The committee on appropriations on Wednesday heard Terlaje's Bill 42-36, the GMH Nurse Recruitment and Retention Act of 2021, which is co-sponsored by Sen. Joe San Agustin.
The measure proposes to address perennial nursing shortages at GMH, which have impacted the hospital’s ability to maximize bed capacity in its ICU, emergency and clinical areas.
Recently, the GMH Board of Trustees explored increasing the 16 percent differential pay for nurses to 22 percent in order to achieve parity at GMH with competing nursing salaries on and off island.
However, additional funding was needed to implement this recruitment and retention strategy. The chairperson of the board estimated that approximately $827,000 is needed annually to increase the 16 percent differential pay for RN and LPNs to 22 percent. Unlike other nurse pay bills, Bill 42-36 fully funds this increase.
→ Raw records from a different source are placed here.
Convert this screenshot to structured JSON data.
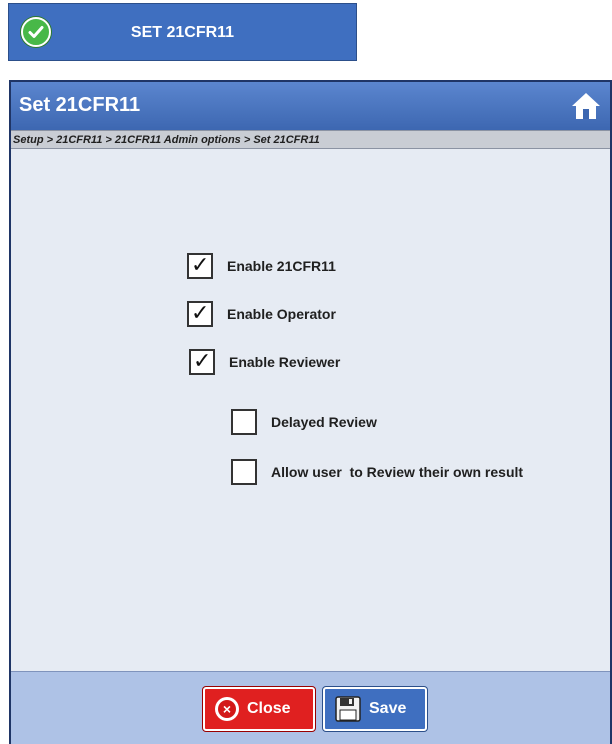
{
  "banner": {
    "title": "SET 21CFR11",
    "icon": "check-circle-icon"
  },
  "dialog": {
    "title": "Set 21CFR11",
    "home_icon": "home-icon",
    "breadcrumb": "Setup > 21CFR11 > 21CFR11 Admin options > Set 21CFR11"
  },
  "options": [
    {
      "label": "Enable 21CFR11",
      "checked": true
    },
    {
      "label": "Enable Operator",
      "checked": true
    },
    {
      "label": "Enable Reviewer",
      "checked": true
    },
    {
      "label": "Delayed Review",
      "checked": false
    },
    {
      "label": "Allow user  to Review their own result",
      "checked": false
    }
  ],
  "buttons": {
    "close_label": "Close",
    "save_label": "Save"
  },
  "colors": {
    "titlebar": "#4a76c2",
    "close_button": "#e02020",
    "save_button": "#3f6fc0",
    "footer": "#aec2e6"
  }
}
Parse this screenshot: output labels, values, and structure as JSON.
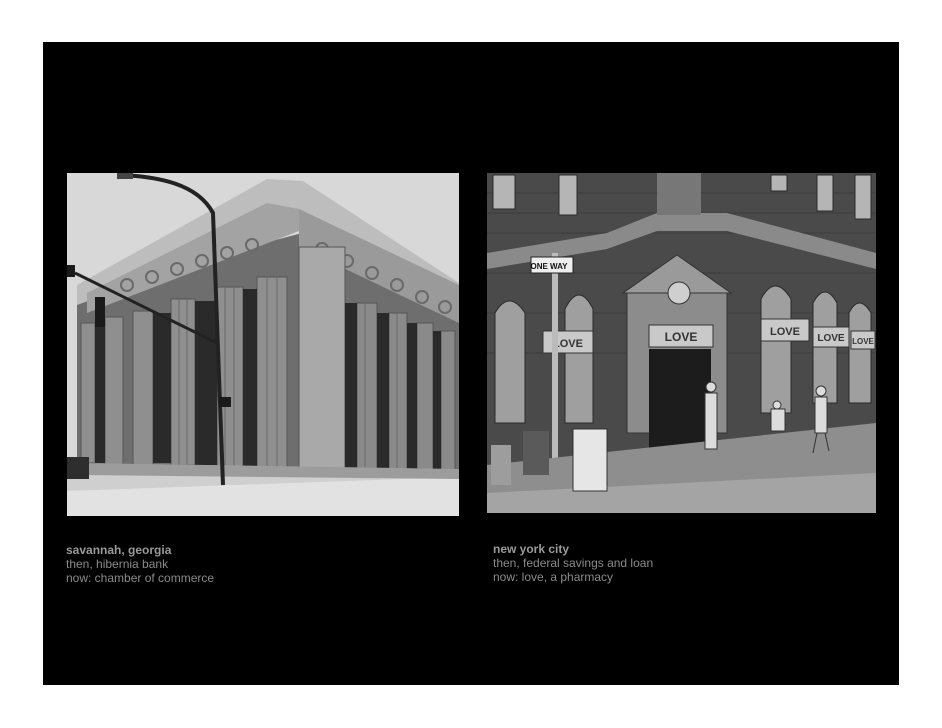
{
  "panels": [
    {
      "place": "savannah, georgia",
      "then": "then, hibernia bank",
      "now": "now: chamber of commerce"
    },
    {
      "place": "new york city",
      "then": "then, federal savings and loan",
      "now": "now: love, a pharmacy"
    }
  ],
  "signs": {
    "one_way": "ONE WAY",
    "store_left": "LOVE",
    "store_door": "LOVE",
    "store_window": "LOVE",
    "store_window2": "LOVE",
    "store_window3": "LOVE"
  },
  "colors": {
    "slide_background": "#000000",
    "page_background": "#ffffff",
    "caption_text": "#8a8a8a"
  }
}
The measure proposes to redirect a portion of the GRMC Annual Community Contribution mandated by the terms of their Qualifying Certificate for the sole purpose of increasing the nursing differential pay at GMH. The terms of the QC state that community contributions may benefit healthcare with a priority to GMH and DPHSS.
GEDA would also retain $200,000 annually from the GRMC community contribution, which could still be disbursed to various non-profits on-island through the Qualifying Certificate Community Contribution Grant Program. The discretion of these funds would fall under the purview of GEDA.
It was also clear during discussions on the Nurse Licensure Compact that improving pay and the work environment for nurses needed to be addressed concurrently with the implementation of the Compact to stave off potential out-migration of nurses.
While this bill does not raise wages for all nurses on island, it does prioritize GMH and ensures there is a viable funding source to pay for this long overdue increase. It gives GMH more tools and is a step in the right direction towards recruitment and retention of nurses which is sorely needed to find real solutions to our nursing shortage.
“Bill 42-36 provides a 15-year funding bridge for the government of Guam and GMH to build a more sustainable model for patient care which starts with keeping local nurses on Guam,” Terlaje said.